Royal Commission on Labour in India: Report(1929)||
In Calcutta the position is equally unsatisfactory. According to the estimate of the Shipping Master, only about one-fourth of the total number seeking employment can hope to be successful. Here too there was for long the same indiscriminate registration of new recruits. From the 1st July 1922 to the end of 1925 over 29, 500 new men were granted certificates to enable them to go to sea, while the number of those who succeeded in obtaining employment at sea during these years was less than 16, 000. The position would have been even worse but for the fact that from 1926 the Shipping Master, on his own authority, stopped further registration of new recruits, except at the request of the officers of the ships on whose articles they were to be signed on. As a result of this action, the number of new men registered in the course of a year has fallen from 10, 000 to about 5, 000. An attempt has been made at Calcutta to construct a register of seamen, presumably in order to ascertain the numbers available and possibly to facilitate employment by roster. But the register in its present form is unwieldy and of questionable value; it includes the names of seamen who entered service as early as 1887, many of whom are now dead or have voluntarily retired from sea service. The Shipping Master declared that he had no authority to remove a name from the register and that his instructions were to register all seamen.
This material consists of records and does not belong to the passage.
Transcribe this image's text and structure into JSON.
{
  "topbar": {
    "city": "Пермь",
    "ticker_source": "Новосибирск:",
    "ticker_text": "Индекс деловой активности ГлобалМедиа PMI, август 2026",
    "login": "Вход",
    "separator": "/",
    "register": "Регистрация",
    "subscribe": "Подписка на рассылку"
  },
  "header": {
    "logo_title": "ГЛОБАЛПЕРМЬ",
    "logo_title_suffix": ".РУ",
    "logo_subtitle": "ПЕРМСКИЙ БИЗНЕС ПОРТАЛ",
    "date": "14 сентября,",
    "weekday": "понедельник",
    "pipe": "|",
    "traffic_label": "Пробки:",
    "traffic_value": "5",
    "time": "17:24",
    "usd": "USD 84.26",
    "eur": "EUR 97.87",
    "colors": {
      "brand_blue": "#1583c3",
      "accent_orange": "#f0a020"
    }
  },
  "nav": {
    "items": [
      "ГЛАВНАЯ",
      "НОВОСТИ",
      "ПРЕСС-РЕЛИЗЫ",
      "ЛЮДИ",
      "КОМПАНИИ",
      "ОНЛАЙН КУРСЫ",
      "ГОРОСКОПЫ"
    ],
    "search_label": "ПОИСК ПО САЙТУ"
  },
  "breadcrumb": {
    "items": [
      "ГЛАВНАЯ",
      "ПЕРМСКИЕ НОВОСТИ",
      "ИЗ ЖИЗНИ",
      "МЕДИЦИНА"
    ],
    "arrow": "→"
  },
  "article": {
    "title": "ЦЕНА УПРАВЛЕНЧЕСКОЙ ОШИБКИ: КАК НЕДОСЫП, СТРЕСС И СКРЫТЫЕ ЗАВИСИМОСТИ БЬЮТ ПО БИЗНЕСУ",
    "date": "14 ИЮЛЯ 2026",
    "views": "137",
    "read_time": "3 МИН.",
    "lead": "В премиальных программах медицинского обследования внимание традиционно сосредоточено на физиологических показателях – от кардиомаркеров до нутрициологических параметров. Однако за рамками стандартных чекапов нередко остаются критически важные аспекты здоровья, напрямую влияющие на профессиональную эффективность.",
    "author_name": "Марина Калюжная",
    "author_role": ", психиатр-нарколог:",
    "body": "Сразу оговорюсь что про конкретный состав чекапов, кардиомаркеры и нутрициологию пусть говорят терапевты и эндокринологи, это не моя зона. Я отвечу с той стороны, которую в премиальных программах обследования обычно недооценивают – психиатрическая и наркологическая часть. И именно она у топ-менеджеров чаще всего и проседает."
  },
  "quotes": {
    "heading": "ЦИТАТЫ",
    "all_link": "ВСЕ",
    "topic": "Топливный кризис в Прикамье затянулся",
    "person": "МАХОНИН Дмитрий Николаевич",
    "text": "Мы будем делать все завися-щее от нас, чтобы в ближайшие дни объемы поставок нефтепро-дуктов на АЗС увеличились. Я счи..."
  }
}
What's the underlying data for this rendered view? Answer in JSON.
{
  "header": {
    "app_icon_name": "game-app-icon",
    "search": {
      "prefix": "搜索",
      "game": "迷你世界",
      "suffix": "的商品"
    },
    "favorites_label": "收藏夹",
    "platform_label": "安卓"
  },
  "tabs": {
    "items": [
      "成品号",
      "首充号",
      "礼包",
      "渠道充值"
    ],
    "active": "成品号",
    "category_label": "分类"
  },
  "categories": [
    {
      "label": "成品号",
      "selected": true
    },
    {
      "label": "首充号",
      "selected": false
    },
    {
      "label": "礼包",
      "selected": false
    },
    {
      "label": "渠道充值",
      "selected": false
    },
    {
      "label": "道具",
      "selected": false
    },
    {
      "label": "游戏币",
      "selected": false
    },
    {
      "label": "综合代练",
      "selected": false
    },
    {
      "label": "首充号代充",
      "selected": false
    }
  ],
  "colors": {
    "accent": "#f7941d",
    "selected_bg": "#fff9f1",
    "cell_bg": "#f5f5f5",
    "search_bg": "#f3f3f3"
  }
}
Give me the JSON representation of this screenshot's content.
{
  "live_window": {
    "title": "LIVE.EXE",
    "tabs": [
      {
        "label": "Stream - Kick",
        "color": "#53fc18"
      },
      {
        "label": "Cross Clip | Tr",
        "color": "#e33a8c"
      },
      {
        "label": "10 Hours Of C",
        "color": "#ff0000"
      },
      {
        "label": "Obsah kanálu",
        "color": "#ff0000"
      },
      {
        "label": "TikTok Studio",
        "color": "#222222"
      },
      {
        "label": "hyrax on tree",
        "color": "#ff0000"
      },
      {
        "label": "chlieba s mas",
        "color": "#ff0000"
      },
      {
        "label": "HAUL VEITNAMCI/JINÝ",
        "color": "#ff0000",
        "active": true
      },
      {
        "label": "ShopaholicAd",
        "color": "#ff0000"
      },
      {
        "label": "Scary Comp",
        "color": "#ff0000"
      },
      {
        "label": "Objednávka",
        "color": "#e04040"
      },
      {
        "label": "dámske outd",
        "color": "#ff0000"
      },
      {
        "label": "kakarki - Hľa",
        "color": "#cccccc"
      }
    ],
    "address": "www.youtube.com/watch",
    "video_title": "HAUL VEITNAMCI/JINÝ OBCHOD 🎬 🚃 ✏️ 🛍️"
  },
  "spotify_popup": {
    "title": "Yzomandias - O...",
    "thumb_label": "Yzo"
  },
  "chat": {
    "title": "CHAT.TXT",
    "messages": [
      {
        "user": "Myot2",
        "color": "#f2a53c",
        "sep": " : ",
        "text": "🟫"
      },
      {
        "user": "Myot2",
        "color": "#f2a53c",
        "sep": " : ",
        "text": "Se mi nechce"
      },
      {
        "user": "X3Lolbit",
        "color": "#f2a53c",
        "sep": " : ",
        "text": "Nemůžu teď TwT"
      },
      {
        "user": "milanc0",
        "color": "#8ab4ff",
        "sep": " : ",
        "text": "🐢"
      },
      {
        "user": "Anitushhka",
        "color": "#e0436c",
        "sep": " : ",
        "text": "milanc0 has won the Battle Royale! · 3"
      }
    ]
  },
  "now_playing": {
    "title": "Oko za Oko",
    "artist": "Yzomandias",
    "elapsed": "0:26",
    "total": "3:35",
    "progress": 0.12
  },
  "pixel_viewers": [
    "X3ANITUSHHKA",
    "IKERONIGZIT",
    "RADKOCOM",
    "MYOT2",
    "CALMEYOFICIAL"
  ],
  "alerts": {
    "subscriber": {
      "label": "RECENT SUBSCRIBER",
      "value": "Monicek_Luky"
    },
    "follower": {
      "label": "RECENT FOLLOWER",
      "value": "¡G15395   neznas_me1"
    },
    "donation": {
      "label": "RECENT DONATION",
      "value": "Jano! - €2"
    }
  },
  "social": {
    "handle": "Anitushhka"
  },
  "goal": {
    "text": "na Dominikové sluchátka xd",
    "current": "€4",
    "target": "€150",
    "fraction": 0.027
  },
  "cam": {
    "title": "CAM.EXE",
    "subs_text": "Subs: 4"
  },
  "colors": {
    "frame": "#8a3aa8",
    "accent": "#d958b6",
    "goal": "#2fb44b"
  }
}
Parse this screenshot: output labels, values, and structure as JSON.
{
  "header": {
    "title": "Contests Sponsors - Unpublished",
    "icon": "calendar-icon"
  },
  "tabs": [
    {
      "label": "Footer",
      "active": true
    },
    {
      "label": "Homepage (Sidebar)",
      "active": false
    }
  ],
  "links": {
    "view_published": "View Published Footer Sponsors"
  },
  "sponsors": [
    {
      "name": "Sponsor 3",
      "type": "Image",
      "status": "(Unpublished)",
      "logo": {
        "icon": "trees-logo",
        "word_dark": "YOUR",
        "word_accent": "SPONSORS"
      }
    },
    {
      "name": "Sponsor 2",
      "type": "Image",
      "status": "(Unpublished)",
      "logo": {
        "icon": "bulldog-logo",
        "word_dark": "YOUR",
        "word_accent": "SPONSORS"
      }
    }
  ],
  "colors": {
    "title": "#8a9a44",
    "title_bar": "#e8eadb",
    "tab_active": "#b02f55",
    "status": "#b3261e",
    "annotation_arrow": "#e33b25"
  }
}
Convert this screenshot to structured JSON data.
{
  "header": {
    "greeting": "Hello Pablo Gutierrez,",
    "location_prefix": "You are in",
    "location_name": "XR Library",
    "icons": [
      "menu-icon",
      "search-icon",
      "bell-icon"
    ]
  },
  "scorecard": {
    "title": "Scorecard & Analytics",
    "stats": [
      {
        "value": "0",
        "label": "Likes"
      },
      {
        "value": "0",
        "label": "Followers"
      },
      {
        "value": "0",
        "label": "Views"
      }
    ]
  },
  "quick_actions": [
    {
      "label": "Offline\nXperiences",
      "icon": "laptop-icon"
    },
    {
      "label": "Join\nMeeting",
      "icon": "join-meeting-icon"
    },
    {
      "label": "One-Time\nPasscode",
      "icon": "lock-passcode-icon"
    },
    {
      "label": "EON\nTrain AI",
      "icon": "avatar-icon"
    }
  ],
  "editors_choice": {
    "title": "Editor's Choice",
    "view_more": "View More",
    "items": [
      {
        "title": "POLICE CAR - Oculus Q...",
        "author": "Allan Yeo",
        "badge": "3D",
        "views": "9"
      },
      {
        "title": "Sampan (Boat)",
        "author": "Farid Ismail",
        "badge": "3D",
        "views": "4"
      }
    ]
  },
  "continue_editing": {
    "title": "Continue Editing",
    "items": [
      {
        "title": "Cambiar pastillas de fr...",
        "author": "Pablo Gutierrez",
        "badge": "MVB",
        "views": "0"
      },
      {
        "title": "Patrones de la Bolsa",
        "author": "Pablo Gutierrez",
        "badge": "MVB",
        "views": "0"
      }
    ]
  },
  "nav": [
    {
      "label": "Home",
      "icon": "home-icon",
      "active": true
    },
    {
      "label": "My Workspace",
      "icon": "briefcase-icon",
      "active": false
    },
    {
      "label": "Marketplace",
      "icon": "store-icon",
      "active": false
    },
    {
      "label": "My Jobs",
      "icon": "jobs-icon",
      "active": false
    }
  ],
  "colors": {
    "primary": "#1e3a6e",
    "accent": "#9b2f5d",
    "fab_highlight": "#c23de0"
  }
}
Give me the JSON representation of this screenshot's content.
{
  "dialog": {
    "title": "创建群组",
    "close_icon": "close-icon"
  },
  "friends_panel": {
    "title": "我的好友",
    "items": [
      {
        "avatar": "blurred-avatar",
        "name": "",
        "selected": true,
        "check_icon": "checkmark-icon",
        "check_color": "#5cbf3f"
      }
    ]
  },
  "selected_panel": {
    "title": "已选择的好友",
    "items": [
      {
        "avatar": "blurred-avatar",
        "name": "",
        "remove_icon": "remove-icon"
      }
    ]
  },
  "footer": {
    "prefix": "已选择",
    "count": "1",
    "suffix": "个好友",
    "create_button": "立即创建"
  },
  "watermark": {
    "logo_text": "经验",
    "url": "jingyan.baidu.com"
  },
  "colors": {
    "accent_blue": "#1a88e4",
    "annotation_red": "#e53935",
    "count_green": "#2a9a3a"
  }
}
As a result he had perforce inserted the names of men who had been out of employment for periods extending to 15 and 16 years and who were obviously unfitted for further sea service.